So, there are times when I act more Scandinavian than my sons, who carry half that genetic code in them. Cheri and I really, really like walleye, when it’s dipped in a milk and egg slurry, and then dredged with all-purpose flour and a touch of salt and pepper. Then, of course, it is fried – in butter – for about six minutes. Perfection in the world of fish. Our sons, however, regularly punt when we suggest having walleye for supper. They rather order burger with only ketchup on it from a delivery place. All parents live with a certain level of disappointment in terms of their offspring, I’m sure. Mine comes in food selection.

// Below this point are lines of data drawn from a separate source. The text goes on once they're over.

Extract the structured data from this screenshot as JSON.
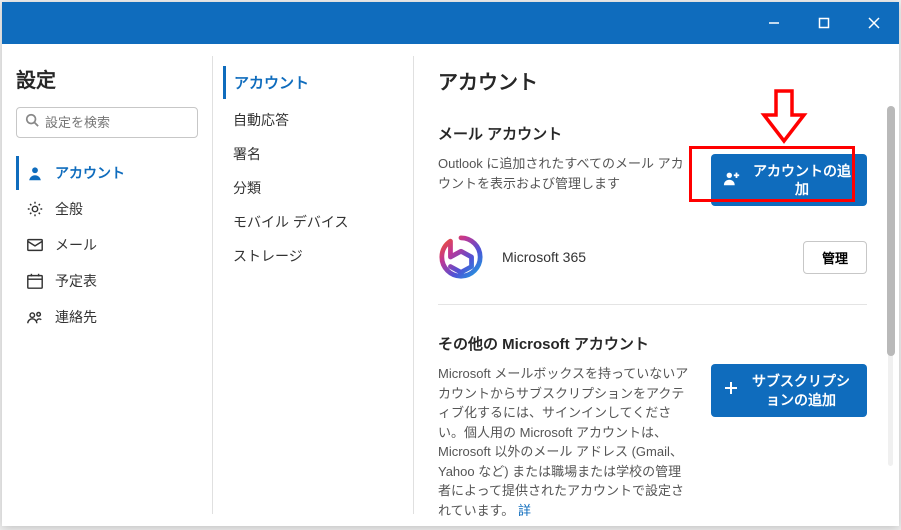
{
  "titlebar": {
    "min": "minimize",
    "max": "maximize",
    "close": "close"
  },
  "left": {
    "title": "設定",
    "search_placeholder": "設定を検索",
    "nav": [
      {
        "label": "アカウント",
        "active": true
      },
      {
        "label": "全般"
      },
      {
        "label": "メール"
      },
      {
        "label": "予定表"
      },
      {
        "label": "連絡先"
      }
    ]
  },
  "mid": {
    "heading": "アカウント",
    "items": [
      "自動応答",
      "署名",
      "分類",
      "モバイル デバイス",
      "ストレージ"
    ]
  },
  "main": {
    "title": "アカウント",
    "mail_section": {
      "heading": "メール アカウント",
      "desc": "Outlook に追加されたすべてのメール アカウントを表示および管理します",
      "add_btn": "アカウントの追加"
    },
    "account_row": {
      "name": "Microsoft 365",
      "manage_btn": "管理"
    },
    "other_section": {
      "heading": "その他の Microsoft アカウント",
      "desc": "Microsoft メールボックスを持っていないアカウントからサブスクリプションをアクティブ化するには、サインインしてください。個人用の Microsoft アカウントは、Microsoft 以外のメール アドレス (Gmail、Yahoo など) または職場または学校の管理者によって提供されたアカウントで設定されています。",
      "more": "詳",
      "sub_btn": "サブスクリプションの追加"
    }
  }
}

So, somehow yesterday, the stars aligned, and both sons were invited to friends for supper. This never happens – not both at the same time. I saw our chance. I suggested to Cheri that, since they would be gone for the evening, we could fix – dare I say it out loud – some nice walleye fillets, along with some rice, and enjoy the delicacy of the north. It’s kind of like eating caviar, except it is something you will enjoy, instead of trying to look fancy. Walleye is a nicely delicate, white and non-fishy fish that cooks up, as I described, wonderfully. Not too hot a pan, and not too long.

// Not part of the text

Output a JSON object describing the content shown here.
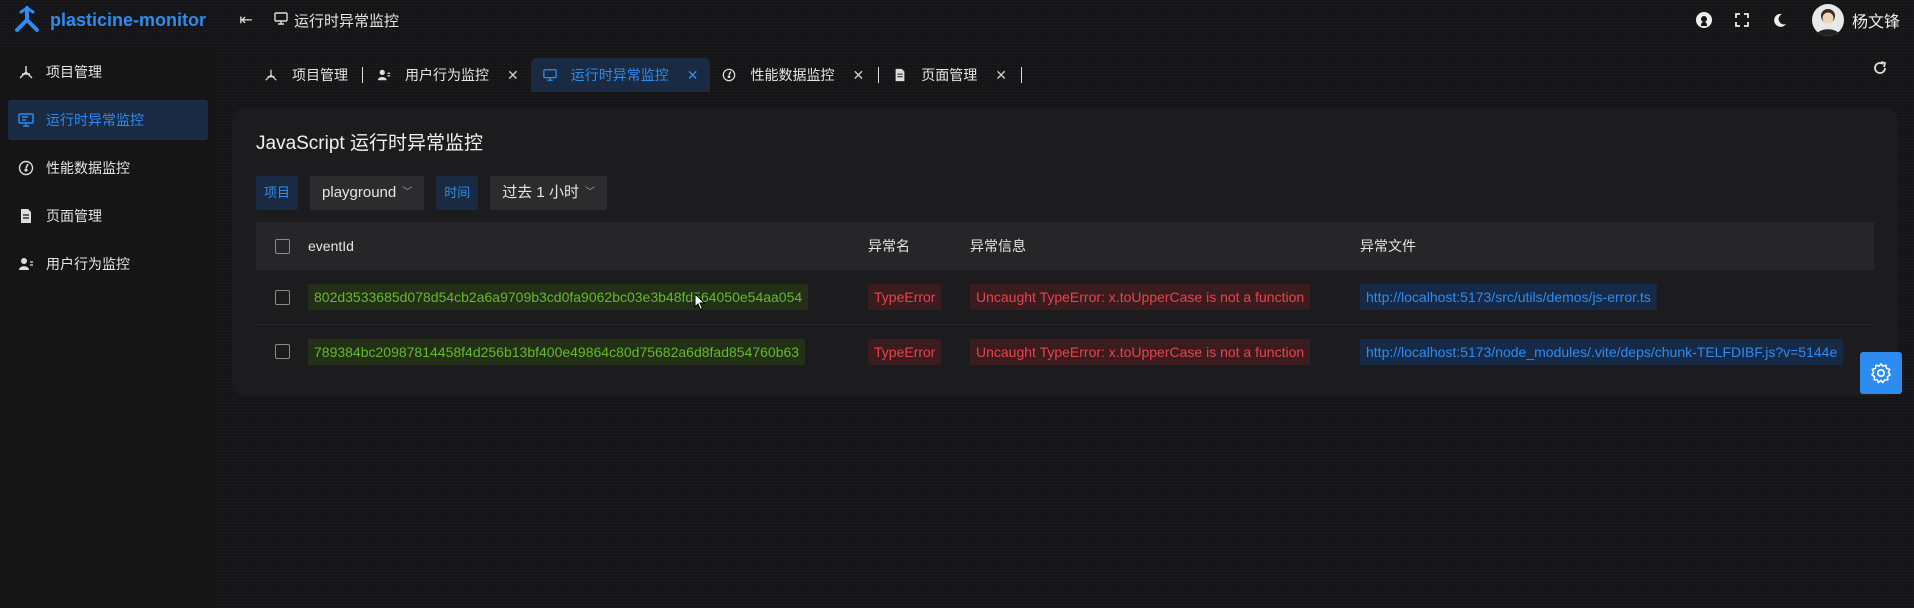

We cooked it up, plated it, and then went to watch the Downton Abbey movie that Cheri got for Mother’s Day. None of these things would be possible with boys in the mix. It was wonderful, and almost had us saying, “Ya, you betcha!” as a result. The finest moment came when the boys came home later and asked why we hadn’t had the fish after all. I said we did, and they commented that usually when there is fish cooked, the place smells like a fish market, and not the good part. Last night, they were particularly tasty and fresh, and non-aromatic, so another victory was ours.
Now yes, I know that it’s fully possible to cook and eat fish even when the boys are home, and just tell them to find their own way, but we usually try to do meals that we all have in common. Hence, the rarity of walleye night.
However, when those times do arise, as rare as hen’s teeth, Cheri and I will be intentional to the nth degree, and fix up a nice serving or two of the queen of the north, and smile and nod in agreement. That’s one reason I married her – walleye love.
Word for the Day: jentacular. Pronounced jen-TACK-you-lahr. It’s a nearly unique word description in the English language. Coming from Latin, ientaculum, it means “a breakfast that is eaten immediately upon getting up.” Otherwise, not a brunch… The original Latin was a verb that sort of meant “I breakfast,” which of course we don’t use. Nor do we use a description that something is “breakfast,” so this one is pretty unique. If you do want to talk about something you do before breakfast, you can say antejentacular – “ante” meaning “before,” like “antebellum,” meaning “before the War – Civil, that is. You may want to say “prejentacular,” but that prefix doesn’t fit this context. Enjoy your jentacular time tomorrow morning!
After 43 years of ministry, Randy Cross lived his "fourth life" and shared about retirement, living boldly and intentionally in our world. To be sure, there was some North Dakota thrown in.